The work of courts in Queensland has changed rapidly to adapt to the need to reduce physical contact and contain the spread of COVID-19. Physical attendance is being minimised through re-organising the court calendar and using technology to conduct court hearings remotely.
While, like most other aspects of life right now, there will be some disruption, the basic work of the courts and criminal justice system is continuing.
It is important that those facing criminal charges are aware of the effects COVID-19 is likely to have on the conduct of their proceedings.
As restrictions continue to be implemented, the work of police will be considered an essential service that will continue nonetheless. Police will continue to arrest and charge people suspected of committing criminal offences.
Prisons and remand centres are concerned that holding defendants in custody while they await trial will increase the risk of COVID-19 spreading through the prison population. In response to this concern, the courts are considering COVID-19 as a factor supporting the granting of bail to people charged with offences.
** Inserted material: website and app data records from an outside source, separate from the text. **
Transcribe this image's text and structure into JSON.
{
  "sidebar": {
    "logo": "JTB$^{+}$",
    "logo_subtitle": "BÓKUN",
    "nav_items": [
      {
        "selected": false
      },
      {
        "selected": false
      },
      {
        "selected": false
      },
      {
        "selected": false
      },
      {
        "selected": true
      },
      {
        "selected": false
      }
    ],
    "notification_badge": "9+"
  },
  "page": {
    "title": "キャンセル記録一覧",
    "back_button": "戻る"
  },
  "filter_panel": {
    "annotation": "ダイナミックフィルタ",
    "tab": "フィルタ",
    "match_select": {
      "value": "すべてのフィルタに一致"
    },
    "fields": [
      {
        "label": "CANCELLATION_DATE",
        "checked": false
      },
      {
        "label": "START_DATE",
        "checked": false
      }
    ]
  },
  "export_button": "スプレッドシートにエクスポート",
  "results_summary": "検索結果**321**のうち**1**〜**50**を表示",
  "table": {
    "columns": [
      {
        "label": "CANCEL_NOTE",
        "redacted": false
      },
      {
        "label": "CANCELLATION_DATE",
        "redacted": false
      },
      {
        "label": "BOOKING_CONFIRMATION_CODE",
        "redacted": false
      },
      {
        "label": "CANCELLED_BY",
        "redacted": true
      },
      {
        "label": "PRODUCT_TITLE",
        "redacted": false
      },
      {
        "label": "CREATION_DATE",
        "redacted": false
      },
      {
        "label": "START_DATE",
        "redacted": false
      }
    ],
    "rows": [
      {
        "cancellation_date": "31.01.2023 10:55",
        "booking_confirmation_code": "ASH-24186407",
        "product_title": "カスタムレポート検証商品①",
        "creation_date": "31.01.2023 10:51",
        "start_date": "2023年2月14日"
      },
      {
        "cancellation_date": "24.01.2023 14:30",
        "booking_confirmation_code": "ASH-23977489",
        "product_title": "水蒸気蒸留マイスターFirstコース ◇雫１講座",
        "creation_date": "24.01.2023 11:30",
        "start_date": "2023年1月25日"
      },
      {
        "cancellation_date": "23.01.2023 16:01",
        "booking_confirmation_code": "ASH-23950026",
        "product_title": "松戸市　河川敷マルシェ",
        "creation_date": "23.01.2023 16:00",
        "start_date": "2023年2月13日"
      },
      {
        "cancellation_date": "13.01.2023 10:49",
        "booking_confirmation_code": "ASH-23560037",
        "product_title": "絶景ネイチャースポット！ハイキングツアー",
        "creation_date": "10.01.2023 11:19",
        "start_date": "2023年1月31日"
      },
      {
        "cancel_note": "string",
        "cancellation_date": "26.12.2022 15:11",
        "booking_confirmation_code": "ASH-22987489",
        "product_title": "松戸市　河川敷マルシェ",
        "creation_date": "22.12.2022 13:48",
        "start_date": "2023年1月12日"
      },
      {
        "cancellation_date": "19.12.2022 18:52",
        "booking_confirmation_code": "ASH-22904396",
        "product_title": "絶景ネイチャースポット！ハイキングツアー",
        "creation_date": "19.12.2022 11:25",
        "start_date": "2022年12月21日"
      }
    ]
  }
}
The Supreme Court has cleared much of its current caseload (while arrangements are put in place), meaning that applications for bail in the Supreme Court may be able to be brought on very short notice. In some cases, this could be on the same day as an unsuccessful application for bail in the Magistrates Court may have been heard.
Where a criminal proceeding is commenced by a Notice to Appear (where a person is given a notice attend court on a certain date, rather than being arrested and brought to court) the court appearance date is to be adjourned for two months without an attendance being required.
The two-month adjournment commences on the date the person was supposed to have originally appeared. A Notice of Adjournment will be posted or sent by email to the parties and legal representatives. It is important that legal representatives write to the court to be placed on the record and receive the Notice of Adjournment.
Jury trials in the Supreme and District Courts have been suspended for the immediate future.
Parties are being encouraged to consider whether a judge-alone trial (which is ordinarily rare), would be appropriate. While some matters will be suitable for a judge-alone trial, many will not. It remains likely that there will be extended delays beyond the foreseeable future for anyone awaiting a jury trial.
The Superior Courts are encouraging legal practitioners to avoid listing matters for sentence hearings where their clients may receive a penalty of imprisonment. This will largely be determined via out-of-court discussions between prosecutors and defence lawyers.
In a recent video seminar for the Legal Profession involving a panel of judges and senior practitioners, some judges suggested that where the prosecution and defence disagree whether there is a risk of imprisonment, the defendant’s lawyers could provide written submissions via the judge’s associate about the appropriate sentence. The judge will consider the submission to determine whether it is appropriate to adjourn the matter or proceed to a sentencing hearing.
The courts have advised that where a person is in custody awaiting trial (i.e. they were refused or did not apply for bail when they were charged), their lawyer should consider whether a further application for bail should be made.
Where the person is awaiting sentence, lawyers should consider whether that sentence could be heard urgently to avoid the person spending any more time in custody than they would be sentenced to serve.
The Magistrates Court is not proceeding with any summary hearings or committal hearings at present. It is generally limited to hearing:
The Magistrates Court has indicated it will continue to accept applications to hear matters where delay would cause substantial prejudice to a party.
In all courts, physical attendance is being discouraged. For most matters, telephone appearance will become standard, with telephone conferencing being hosted by the provider ‘Chorus Call’.
Parties need to advise the list manager that they will be appearing by telephone 24 hours in advance. The courts will provide a PIN code for the conference, which the lawyer enters after calling the nominated telephone number at the time of the court listing. A person connected to the courtroom via ‘Chorus Call’ will be able to hear the court proceedings and be heard via the court’s speakerphone.
For contentious matters and/or where there is a need for video communication, court video-conferencing is available using an application called ‘Cisco Webex Teams’.
This facility can only be utilised upon application to the court, with the presiding judge ultimately deciding whether telephone or video is appropriate.
While physical attendance is still permitted in the Supreme and District Courts (albeit discouraged), there is to be no physical appearance in the Magistrates Court except:
Further information about the audio-visual applications being used by the courts can be found on the Queensland Courts website.
The COVID-19 situation has been changing rapidly and the practice of courts may change on short notice. Gilshenan and Luton has been closely involved in stakeholder discussions about the work of courts and is following these changes closely.
We are delighted to advise that we returned to normal operations from our CBD premises on Monday 29 June 2020.
We continue to provide the best criminal law services during the coronavirus pandemic.
You can contact us by phone or email to arrange a consultation.
Phone: 07 3361 0222 (24/7)
This article is of a general nature and should not be relied upon as legal advice. If you require further information, advice or assistance for your specific circumstances, please contact Gilshenan & Luton, Criminal Lawyers Brisbane and Sunshine Coast, Queensland.